"Look at the history of McLaren," he told the Sunday Observer. "They are an incredible team. I haven't been to other factories, but McLaren have some of the greatest people I have ever met in the team. The way they treat their drivers is fantastic. It is a great place to go to work, and I feel privileged to be part of the team. My heart is with them and I want to push with them - I want to help them become the most successful racing team. They are fighters - and I am a fighter."

Hamilton knows he will need to rely upon all of McLaren's famed development prowess - as witnessed in 2009 - if he is to challenge for glory again this year, but whilst he has made it very clear that he will not stand for midfield mediocrity, he is confident he is in the right place to achieve his aspirations.

"I feel really proud when people say I have the ability to win more championships," confessed the 14-time grand prix-winner, who has previously revealed that he would like to at least match the title haul of his hero, the late, great Ayrton Senna, F1 World Champion in 1988, 1990 and 1991, "but I am not here to race ten years and only win one or two world championships.

"I want to be one of the most successful F1 drivers of this generation, so I do want to win more world championships - and I think you have to continue winning and prove yourself time after time for people to really know that you are the best. I can't say right now that people can say 'he was clearly the best in the world'. I have only been here for four years, so I have got a lot more to do."

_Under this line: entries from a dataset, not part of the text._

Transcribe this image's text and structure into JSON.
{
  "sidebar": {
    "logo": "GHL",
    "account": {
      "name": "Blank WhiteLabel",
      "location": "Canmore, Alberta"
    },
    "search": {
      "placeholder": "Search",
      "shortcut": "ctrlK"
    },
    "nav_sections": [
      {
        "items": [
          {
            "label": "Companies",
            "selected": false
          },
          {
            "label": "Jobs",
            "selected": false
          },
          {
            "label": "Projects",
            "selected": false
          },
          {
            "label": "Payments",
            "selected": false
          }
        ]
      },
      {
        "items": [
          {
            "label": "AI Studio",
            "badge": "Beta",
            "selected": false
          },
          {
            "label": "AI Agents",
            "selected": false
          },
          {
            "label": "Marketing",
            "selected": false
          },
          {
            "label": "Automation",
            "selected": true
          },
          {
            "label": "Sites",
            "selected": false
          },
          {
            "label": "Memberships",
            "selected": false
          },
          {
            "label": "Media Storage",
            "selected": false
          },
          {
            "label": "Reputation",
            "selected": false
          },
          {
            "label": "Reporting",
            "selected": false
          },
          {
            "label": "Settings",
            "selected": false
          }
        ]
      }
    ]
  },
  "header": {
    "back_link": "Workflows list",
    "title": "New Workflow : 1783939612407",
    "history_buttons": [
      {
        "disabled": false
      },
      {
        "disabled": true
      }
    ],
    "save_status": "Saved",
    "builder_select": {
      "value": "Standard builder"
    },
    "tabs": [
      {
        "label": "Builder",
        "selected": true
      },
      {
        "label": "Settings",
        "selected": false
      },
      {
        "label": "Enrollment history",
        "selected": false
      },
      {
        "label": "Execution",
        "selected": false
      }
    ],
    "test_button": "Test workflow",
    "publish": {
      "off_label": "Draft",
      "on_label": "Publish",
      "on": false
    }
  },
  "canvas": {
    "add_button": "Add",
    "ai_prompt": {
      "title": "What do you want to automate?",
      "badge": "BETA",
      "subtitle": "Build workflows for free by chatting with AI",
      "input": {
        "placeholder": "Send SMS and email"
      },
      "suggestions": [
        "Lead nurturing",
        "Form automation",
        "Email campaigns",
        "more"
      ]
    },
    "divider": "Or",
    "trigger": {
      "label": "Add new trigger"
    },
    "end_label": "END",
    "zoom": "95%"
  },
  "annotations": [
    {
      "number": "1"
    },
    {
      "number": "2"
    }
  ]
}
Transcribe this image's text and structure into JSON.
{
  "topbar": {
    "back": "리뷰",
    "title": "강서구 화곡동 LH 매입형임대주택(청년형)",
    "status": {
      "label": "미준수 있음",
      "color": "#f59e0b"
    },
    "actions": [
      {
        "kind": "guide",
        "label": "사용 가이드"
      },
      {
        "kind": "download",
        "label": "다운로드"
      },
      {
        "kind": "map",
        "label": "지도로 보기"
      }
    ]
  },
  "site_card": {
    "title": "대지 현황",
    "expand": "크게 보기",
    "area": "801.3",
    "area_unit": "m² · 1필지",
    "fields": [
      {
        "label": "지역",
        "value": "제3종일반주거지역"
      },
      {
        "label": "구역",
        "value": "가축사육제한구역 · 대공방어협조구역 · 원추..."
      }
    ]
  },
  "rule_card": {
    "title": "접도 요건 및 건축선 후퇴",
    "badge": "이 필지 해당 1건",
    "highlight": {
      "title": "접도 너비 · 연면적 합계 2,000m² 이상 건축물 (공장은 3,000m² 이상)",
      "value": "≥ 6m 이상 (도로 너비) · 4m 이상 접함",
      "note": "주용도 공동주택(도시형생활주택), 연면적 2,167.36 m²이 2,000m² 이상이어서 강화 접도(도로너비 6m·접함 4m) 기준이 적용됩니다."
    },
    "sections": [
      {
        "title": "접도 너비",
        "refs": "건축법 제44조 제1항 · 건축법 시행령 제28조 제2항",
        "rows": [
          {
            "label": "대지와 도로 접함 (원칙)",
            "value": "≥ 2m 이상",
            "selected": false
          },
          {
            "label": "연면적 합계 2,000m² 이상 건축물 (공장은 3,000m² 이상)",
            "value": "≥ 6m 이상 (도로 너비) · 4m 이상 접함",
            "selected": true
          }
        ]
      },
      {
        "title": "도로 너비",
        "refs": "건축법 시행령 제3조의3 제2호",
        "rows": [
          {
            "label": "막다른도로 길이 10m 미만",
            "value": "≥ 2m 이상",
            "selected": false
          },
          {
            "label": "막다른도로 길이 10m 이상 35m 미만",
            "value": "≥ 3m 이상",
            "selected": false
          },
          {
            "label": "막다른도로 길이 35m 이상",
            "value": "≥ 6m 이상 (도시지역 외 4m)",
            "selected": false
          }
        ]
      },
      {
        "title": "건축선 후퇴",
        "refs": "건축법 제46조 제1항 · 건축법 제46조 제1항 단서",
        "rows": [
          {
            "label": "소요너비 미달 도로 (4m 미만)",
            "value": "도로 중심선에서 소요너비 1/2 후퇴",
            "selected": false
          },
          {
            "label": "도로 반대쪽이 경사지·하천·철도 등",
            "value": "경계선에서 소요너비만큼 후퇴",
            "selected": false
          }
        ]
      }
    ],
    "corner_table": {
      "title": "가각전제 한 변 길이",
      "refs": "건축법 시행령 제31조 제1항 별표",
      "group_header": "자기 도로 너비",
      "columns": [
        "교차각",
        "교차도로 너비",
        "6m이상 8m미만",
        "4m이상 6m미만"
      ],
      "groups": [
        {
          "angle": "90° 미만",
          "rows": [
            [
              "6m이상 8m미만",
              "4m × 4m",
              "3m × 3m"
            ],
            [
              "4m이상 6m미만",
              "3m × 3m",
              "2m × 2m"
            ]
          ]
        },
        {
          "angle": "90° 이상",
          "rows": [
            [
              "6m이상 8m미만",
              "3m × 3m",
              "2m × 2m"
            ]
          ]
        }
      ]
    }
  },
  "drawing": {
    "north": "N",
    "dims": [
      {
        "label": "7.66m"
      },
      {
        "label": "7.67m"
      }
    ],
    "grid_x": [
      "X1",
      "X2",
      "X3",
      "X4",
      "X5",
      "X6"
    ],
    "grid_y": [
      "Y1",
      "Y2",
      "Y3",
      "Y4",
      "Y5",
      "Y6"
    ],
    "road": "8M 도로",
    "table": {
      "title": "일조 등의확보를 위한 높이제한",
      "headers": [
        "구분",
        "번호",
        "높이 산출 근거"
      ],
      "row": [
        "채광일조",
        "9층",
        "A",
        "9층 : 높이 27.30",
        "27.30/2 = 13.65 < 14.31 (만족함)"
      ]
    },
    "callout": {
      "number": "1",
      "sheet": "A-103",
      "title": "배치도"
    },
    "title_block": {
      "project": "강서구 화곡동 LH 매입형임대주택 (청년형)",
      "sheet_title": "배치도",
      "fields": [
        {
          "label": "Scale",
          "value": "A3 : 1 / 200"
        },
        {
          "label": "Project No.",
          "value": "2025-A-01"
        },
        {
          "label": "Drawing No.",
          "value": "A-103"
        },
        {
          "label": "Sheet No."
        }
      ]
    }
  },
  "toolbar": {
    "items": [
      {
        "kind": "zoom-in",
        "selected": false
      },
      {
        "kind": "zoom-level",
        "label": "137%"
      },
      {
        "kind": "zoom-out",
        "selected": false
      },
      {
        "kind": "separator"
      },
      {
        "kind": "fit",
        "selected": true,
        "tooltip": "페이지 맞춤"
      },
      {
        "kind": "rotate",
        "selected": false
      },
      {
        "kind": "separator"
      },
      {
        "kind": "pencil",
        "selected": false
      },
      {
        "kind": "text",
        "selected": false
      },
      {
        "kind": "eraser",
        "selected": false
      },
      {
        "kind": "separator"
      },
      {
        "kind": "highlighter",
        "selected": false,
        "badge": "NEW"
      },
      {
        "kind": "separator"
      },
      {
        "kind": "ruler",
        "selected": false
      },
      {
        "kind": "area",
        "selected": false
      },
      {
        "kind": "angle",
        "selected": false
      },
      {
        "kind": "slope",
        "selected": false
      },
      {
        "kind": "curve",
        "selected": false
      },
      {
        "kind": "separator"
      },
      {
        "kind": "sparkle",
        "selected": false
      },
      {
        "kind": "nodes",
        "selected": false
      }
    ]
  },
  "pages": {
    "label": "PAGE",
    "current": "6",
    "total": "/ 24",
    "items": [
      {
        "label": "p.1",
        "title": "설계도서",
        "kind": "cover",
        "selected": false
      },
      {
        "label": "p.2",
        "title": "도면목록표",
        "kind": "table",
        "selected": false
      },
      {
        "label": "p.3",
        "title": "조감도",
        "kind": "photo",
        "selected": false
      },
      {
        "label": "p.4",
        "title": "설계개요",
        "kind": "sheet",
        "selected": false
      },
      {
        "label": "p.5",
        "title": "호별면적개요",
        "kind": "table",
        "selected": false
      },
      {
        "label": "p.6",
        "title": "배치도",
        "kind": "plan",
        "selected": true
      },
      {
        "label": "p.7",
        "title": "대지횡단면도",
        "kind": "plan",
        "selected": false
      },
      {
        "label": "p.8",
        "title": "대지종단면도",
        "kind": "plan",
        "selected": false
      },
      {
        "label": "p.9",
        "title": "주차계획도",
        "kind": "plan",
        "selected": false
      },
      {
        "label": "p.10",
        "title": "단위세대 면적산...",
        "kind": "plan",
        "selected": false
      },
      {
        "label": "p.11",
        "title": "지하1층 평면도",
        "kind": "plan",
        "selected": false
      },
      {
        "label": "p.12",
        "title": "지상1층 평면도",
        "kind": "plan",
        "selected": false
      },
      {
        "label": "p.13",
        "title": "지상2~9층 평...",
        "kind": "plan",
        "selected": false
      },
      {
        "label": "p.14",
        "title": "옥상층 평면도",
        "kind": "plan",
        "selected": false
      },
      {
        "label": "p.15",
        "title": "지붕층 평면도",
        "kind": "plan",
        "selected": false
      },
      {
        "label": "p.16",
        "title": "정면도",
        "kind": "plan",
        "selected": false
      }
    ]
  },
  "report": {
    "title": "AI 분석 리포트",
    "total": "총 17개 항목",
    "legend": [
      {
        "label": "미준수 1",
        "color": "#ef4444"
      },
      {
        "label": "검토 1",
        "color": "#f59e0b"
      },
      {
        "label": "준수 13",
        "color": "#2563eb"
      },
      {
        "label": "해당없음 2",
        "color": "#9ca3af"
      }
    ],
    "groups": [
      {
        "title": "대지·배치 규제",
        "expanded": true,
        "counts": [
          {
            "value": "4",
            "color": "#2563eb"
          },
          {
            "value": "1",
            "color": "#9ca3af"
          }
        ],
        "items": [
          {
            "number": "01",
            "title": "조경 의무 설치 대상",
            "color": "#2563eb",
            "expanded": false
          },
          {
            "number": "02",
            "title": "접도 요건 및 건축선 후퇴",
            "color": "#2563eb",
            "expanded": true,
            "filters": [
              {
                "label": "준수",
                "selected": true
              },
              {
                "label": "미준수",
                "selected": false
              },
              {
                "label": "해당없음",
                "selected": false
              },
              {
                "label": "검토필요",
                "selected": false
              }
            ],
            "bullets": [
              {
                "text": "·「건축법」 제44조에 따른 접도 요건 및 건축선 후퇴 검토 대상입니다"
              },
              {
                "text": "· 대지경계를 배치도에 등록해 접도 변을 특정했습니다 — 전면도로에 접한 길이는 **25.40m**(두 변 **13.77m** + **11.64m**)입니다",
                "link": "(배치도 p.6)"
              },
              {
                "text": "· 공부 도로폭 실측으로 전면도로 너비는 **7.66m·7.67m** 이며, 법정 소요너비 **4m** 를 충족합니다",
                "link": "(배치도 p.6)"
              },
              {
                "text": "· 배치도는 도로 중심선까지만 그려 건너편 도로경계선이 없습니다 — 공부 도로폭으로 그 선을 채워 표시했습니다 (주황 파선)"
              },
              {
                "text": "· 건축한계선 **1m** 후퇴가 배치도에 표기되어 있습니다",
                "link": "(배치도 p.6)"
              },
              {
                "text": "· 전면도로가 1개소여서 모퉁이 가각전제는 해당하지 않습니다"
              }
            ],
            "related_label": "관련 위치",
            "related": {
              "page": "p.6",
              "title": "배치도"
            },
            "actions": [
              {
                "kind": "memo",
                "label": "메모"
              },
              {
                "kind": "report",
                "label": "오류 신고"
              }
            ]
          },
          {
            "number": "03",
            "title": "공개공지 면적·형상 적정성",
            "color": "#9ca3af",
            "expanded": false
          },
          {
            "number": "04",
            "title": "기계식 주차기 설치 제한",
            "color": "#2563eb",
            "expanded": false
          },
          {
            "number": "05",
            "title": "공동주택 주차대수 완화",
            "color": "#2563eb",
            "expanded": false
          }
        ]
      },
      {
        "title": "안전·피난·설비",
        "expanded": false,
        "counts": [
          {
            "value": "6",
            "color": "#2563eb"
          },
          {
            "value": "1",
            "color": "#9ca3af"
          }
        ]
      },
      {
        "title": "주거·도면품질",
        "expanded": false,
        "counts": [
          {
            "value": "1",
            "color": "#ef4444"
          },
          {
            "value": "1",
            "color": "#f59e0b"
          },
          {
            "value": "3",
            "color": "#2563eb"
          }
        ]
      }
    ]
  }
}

Former McLaren driver John Watson, meanwhile, has suggested that Hamilton would do well to think twice before walking away from the multiple world champions, telling The Sun: "The only [other] teams that can give him a winning car are Ferrari and Red Bull. Lewis is no longer the key in the driver market - Red Bull's Sebastian Vettel is."